BlackRock’s Fink: ‘It’s not our place to be environmental police’

Annual letter to investors says firm just offers clients choice

BlackRock CEO Larry Fink has said it is not the role of asset managers to “engineer a particular outcome in the economy” amid the increasing politicisation of ESG investing in the US.

In his annual letter to investors published yesterday, Fink said: “As minority shareholders, it’s not our place to be telling companies what to do.

“As I have said consistently over many years now, it is for governments to make policy and enact legislation, and not for companies, including asset managers, to be the environmental police.”

However, he also said voting choice can “enhance corporate governance by bringing new voices into shareholder democracy” but added investors need to be informed in order to direct their votes, cautioning against relying too much on proxy advisers.

In November last year, BlackRock announced plans to expand its proxy voting choice programme to some individual fund shareholders, initially in the UK, following the launch of its voting choice option for institutional investors.

Fink’s 2023 letter comes just weeks after the US Senate voted to block the Department of Labor’s ESG rule for retirement plans, which was accused of “politicis[ing] millions of Americans’ retirement investments”. 

It reiterated his position that while BlackRock considers climate risk to be investment risk, the firm’s only aim is to offer choice to help clients reach their investment goals, adding that for many that will mean taking climate and transition factors into consideration.

“The transition to a low-carbon economy is top of mind for many of our clients. Our clients have a range of investment objectives and perspectives. We have clients who want to invest in ways that seek to align with a particular transition path or to accelerate that transition. We have clients who choose not to. We offer choice to help clients reach their investment goals, and we manage their assets consistent with their objectives and guidelines.”

He added more than half of the companies in the S&P 500 now voluntarily report Scope 1 and Scope 2 emissions and that he expects that number will continue to rise.

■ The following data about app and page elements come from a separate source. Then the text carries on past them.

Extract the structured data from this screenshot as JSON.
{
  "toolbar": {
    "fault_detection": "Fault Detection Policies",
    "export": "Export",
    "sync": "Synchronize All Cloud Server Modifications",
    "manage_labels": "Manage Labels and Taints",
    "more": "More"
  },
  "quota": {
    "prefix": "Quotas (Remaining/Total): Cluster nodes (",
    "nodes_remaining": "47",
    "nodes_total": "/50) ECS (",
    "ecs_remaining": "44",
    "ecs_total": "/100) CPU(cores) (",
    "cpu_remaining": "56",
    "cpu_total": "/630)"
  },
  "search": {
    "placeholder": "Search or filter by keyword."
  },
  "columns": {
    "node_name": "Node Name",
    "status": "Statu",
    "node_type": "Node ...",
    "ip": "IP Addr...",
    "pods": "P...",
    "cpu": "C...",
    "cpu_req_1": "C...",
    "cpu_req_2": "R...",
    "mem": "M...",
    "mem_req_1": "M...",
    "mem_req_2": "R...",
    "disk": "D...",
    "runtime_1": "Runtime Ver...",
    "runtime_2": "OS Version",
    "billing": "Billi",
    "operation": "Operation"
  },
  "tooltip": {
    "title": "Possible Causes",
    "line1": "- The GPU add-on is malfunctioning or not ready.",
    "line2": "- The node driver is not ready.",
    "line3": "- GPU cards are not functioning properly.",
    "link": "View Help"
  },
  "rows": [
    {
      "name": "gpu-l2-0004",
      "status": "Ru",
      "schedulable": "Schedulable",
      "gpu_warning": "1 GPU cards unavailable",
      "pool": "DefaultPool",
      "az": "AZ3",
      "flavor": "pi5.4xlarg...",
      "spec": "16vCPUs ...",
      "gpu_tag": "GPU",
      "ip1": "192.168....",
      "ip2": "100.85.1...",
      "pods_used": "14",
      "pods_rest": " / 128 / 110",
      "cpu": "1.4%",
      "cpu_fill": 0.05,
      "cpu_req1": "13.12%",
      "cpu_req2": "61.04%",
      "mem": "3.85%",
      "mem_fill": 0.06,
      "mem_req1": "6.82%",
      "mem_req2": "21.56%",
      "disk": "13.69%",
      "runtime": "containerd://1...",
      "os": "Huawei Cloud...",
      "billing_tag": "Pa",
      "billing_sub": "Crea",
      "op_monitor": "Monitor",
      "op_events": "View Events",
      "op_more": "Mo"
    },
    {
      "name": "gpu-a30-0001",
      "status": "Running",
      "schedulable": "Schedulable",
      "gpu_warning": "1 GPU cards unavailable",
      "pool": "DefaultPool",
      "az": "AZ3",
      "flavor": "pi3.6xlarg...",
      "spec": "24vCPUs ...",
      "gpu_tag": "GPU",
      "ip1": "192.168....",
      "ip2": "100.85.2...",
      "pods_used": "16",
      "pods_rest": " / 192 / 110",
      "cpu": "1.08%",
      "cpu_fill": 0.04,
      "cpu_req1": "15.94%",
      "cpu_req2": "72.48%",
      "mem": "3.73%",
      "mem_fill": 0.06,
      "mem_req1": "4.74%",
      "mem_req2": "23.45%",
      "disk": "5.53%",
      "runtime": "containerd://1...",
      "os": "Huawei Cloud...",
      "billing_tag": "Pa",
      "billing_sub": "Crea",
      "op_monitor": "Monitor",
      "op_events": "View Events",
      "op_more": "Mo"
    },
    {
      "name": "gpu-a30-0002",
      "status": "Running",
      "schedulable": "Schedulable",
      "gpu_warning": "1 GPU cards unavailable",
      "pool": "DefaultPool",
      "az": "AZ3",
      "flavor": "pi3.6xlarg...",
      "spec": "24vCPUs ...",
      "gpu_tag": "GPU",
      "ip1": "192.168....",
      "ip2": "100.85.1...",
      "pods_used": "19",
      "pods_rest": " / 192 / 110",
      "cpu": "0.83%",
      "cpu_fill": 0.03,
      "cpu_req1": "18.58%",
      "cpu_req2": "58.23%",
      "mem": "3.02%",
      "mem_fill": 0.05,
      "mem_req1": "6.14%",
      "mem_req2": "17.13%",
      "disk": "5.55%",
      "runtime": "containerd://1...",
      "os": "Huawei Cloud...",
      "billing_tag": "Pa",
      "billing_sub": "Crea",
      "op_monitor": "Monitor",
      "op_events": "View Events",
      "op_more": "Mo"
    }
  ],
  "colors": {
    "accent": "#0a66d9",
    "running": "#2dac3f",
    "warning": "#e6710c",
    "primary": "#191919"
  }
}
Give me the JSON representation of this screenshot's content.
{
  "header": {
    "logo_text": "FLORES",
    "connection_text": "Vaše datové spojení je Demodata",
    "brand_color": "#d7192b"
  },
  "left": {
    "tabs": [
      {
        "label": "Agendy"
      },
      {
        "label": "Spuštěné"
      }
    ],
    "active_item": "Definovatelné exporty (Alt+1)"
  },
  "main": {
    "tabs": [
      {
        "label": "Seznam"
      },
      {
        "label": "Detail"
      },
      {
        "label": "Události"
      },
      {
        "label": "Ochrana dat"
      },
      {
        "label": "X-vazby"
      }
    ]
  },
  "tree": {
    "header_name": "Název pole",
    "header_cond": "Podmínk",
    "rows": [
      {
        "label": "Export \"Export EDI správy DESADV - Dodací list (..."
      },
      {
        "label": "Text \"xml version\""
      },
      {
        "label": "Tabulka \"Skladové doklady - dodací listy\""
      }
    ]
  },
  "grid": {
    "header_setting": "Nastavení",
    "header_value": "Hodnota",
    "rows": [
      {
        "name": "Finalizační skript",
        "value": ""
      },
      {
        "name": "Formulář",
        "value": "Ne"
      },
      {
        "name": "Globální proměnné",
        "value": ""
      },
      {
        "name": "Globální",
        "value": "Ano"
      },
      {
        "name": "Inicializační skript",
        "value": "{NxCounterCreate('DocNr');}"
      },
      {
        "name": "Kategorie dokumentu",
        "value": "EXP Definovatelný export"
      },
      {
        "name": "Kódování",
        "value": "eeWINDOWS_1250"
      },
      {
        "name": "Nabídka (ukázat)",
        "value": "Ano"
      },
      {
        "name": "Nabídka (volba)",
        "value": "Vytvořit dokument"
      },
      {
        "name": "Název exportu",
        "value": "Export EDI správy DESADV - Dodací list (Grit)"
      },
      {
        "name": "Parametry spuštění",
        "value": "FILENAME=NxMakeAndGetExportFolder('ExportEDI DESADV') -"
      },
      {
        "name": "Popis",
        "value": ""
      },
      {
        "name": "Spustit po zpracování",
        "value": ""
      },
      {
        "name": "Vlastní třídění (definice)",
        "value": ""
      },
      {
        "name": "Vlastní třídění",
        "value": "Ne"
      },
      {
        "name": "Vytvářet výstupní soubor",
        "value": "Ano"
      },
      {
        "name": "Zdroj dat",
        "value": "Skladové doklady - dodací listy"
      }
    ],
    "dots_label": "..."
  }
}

Alexandra Mihailescu Cichon, executive vice-president of RepRisk noted: “Despite not mentioning ESG explicitly in BlackRock’s nearly 10,000-word annual chairman’s letter to investors, it is implicitly woven throughout. The underlying strategy and approach has not changed – even if some of the language has. This a message to all stakeholders that sustainability risk and double materiality remain key pillars for both investing and doing business with the viability of the economy, people, and the planet in mind.”

In March 2021, Fink said he was being “yelled at by both sides” when it comes to taking action on climate change.

Speaking at an Economist event, Fink said: “Some people think BlackRock is not moving fast enough, some people think we’re moving too rapidly and destroying jobs, and I’m getting letters from both sides…maybe that’s a good sign we’re moving rapidly because I’m getting equally yelled at.”

His 2023 letter is likely to provoke similar reactions. For example, Kentaro Kawamori, CEO and Co-Founder of Persefoni, said: “Larry Fink is exactly right when he says ‘climate risk is investment risk.’ But, we go a step further and say ‘climate risk is financial risk.’ It’s business risk. The transition to a low-carbon economy requires companies to think about carbon with the same rigor as their financials in terms of how it’s tracked, used, and disclosed.”


Natasha Turner

Natasha was global editor at ESG Clarity, part of Mark Allen Financial, and a financial journalist for seven years. She has been shortlisted for Story of the Year and Investment Journalist of the Year...